Though Yates would not discuss classified details of the Flynn matter, other people familiar with the matter said the issue she raised to McGahn were conversations between Flynn and Russian ambassador Sergey Kislyak, in which the two discussed easing USA sanctions against Russia.
But the Congressional hearing into allegations of Russia's meddling in last year's United States presidential elections, which began on Monday, have focused on Flynn, and if the charges against the former army lieutenant are proven, it would seriously cripple Trump's case in Congress.
As soon as she read the details of Michael Flynn's interview with the Federal Bureau of Investigation, at the end of January, Yates called White House counsel Don McGahn and said they needed to talk in private, she testified.
Flynn was interviewed by the Federal Bureau of Investigation in the early days of the Trump administration about communications he had with Kislyak, the Russian ambassador to the United States, during the transition period.
"Logic would tell you that you don't want the national security adviser to be in a position where the Russians have leverage over him", she added.
Later on Monday, former acting attorney general Sally Yates, an Obama appointee sacked by Trump early in his presidency, took the stand alongside former director of national intelligence James Clapper during a hotly-anticipated three-hour hearing of the Senate Judiciary Committee.More news: North Korea claims Central Intelligence Agency plotted to kill Kim Jong
Yates said she expected Flynn to be removed quickly by the White House, but the decision to dismiss him came more than two weeks later, after The Washington Post revealed he had lied to Pence about speaking with a Russian ambassador.
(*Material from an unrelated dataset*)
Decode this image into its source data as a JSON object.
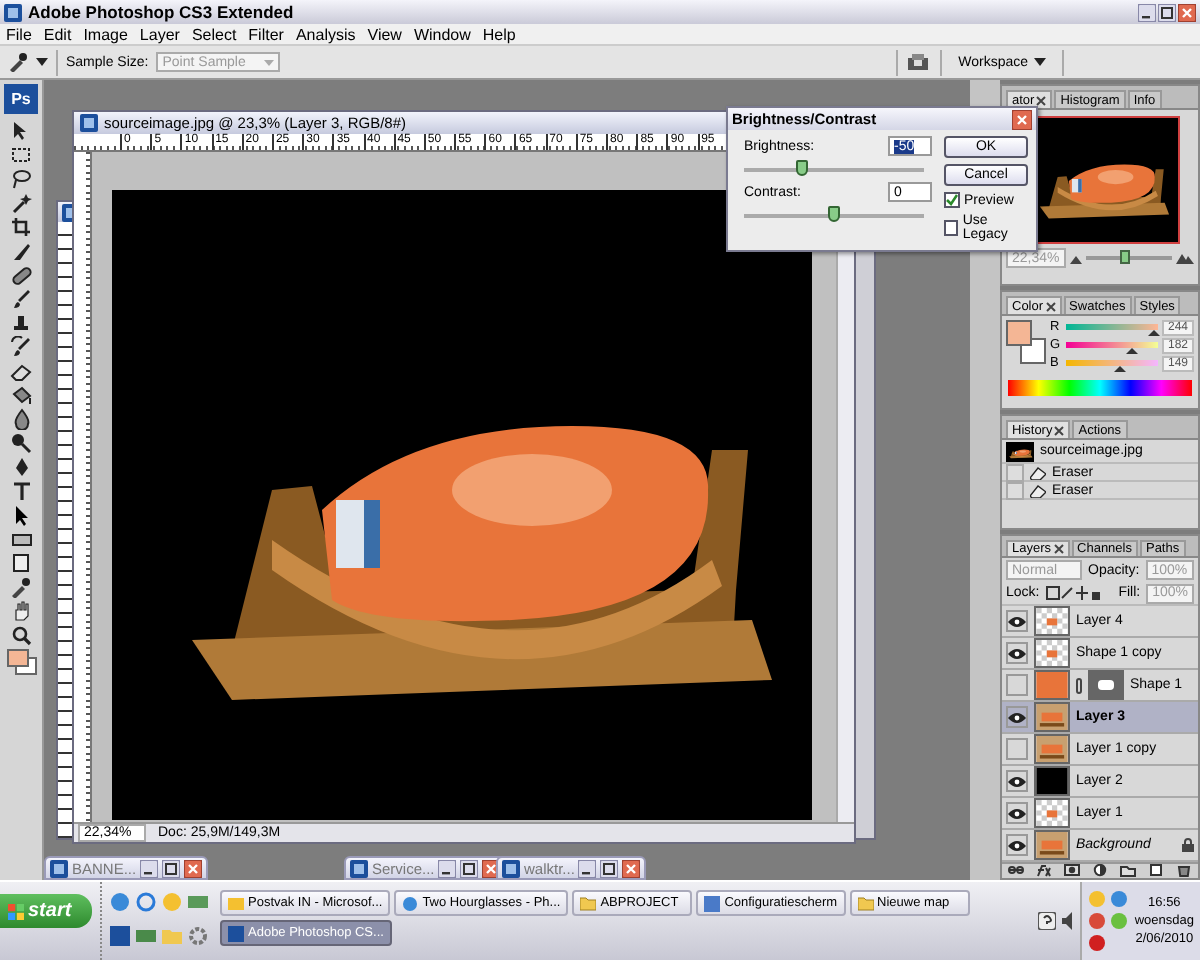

She was joined in the meeting by a senior career official in the Justice Department.
"We weren't the only ones that knew all of this", said Yates. "And that created a compromise situation, a situation where the national security adviser essentially could be blackmailed by the Russians".
Despite these claims, however, Trump has stood his ground, saying the information is not new news, and his administration has effectively purged the wrongdoers. He testified that he did not know about the FBI investigation into Russian meddling in the election and whether there were any links to the Trump campaign until its existence was announced in a congressional hearing by FBI Director James Comey in March.
Yates testified that she told a senior administration official in January that Flynn had been "compromised" and that she suspected Russian Federation knew Flynn had misled Vice President Mike Pence.
While Trump can afford to be belligerent at the moment, it remains to be seen for how long he can maintain his cool, if allegations against Flynn keep piling up.
She explained to McGahn the reasons why the DOJ was informing the White House of this - Flynn's conduct was "problematic in and of itself", they believed Pence was entitled to know the information about Flynn he was spreading "wasn't true", and that the American people had been misled about Flynn's actions.More news: Former Trump aide Michael Flynn may have broken law, lawmakers say
Yates left her post with the DOJ that day because Trump fired her after she ordered the Justice Department not to defend Trump's January 27 executive order.
And each time that White House officials repeated misrepresentations of Flynn's actions, Yates argued it "increased the compromise".
Mr Trump has repeatedly said he has no ties to Moscow and is not aware of any involvement by his aides in any Russian interference in the election. And that's been part of the discussion with the courts with respect to the INA is whether this more specific statue trumps the first one that you just described. Rice has said she did nothing improper. In the days before the originally scheduled hearing, Yates' attorney, David O'Neil, had been locked in an argument with Trump administration officials about whether she would be barred by executive privilege from testifying about her conversation with McGahn.
A week before the planned House hearing, O'Neil went to the Justice Department to discuss the issue of her testimony.
Yates' second in-person meeting with McGahn happened the next day. As O'Neil awaited a response from the White House, Nunes canceled the hearing, making the legal issue moot.More news: Chennai apartment fire claims four lives
- Fury: I can beat AJ with one arm tied behind my back
- Punjab keep playoff hopes alive with win over RCB
- Premature lamb successfully grown in plastic womb offers hope for human babies
- U.K. Accuses EU Chiefs of Meddling, Aggression to Skew Election
- Ryan Seacrest is Kelly Ripa's new co-host on 'Live'
- Matt Harvey Reportedly Files Grievance Against The Mets
- 'Guardians of the Galaxy Vol. 2' blasts off globally
- Cavs take 3-0 lead; Spurs up
- 13 judges to hear revised Trump travel ban case
- China Mulling Shutdown of Key Trade Channel With North Korea